Scan the data below and pick out the lines containing the word "detail".

(Data records)
· · ·

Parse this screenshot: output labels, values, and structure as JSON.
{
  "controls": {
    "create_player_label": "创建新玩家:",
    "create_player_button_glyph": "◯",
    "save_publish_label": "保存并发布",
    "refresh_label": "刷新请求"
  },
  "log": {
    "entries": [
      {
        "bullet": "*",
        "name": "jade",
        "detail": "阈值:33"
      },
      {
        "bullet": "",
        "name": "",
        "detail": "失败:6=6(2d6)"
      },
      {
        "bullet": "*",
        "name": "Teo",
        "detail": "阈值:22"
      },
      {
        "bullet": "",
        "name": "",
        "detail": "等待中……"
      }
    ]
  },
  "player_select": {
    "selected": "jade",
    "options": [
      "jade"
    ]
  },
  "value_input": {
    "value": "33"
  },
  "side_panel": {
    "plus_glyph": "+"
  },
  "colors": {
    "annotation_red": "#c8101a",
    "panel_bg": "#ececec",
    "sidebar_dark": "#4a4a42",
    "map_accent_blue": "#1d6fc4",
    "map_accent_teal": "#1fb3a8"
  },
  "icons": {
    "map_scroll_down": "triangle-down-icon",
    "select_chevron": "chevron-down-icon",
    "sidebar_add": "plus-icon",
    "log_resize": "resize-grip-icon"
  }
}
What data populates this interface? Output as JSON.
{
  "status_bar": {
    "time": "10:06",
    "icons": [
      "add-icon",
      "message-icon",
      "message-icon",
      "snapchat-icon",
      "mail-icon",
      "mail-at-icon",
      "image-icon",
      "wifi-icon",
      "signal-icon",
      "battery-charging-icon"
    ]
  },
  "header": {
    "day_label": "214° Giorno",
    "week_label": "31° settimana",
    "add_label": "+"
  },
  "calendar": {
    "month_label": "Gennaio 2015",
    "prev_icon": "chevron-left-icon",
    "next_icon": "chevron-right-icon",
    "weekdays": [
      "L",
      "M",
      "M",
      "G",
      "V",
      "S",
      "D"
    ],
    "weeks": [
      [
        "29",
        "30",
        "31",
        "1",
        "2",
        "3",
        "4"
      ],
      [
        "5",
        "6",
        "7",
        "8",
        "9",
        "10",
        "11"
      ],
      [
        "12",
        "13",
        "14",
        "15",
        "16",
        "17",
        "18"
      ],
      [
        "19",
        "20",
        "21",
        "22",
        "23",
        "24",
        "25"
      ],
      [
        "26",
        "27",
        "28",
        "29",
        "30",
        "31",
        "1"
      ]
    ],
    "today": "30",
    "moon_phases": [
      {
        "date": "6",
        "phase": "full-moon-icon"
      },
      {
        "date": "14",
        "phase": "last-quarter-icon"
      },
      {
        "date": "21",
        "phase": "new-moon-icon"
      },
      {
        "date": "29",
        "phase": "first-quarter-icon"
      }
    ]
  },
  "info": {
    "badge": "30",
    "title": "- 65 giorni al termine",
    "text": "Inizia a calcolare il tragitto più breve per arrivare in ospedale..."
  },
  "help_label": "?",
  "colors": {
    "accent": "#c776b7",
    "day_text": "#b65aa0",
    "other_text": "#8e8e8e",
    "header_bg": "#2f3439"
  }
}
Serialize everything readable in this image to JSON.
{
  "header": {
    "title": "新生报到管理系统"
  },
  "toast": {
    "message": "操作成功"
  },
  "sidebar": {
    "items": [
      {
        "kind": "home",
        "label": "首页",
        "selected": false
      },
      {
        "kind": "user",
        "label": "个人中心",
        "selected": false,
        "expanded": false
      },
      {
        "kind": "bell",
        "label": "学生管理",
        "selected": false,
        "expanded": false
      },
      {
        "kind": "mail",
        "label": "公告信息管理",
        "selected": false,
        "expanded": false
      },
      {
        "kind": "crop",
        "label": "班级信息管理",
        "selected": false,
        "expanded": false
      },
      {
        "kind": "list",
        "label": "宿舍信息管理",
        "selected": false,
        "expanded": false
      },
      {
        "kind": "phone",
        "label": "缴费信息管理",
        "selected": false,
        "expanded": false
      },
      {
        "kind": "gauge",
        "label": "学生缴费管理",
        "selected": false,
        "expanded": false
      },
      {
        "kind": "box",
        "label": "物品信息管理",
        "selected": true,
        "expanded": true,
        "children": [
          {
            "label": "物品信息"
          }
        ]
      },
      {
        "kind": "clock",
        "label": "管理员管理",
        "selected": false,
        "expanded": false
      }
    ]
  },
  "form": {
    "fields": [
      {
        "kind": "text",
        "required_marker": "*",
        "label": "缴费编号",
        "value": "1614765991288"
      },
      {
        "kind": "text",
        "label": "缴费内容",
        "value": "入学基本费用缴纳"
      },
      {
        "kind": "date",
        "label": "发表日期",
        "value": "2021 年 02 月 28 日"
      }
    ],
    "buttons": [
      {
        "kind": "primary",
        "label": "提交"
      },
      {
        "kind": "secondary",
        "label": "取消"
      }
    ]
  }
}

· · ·

Task result -
        "detail": "阈值:33"
        "detail": "失败:6=6(2d6)"
        "detail": "阈值:22"
        "detail": "等待中……"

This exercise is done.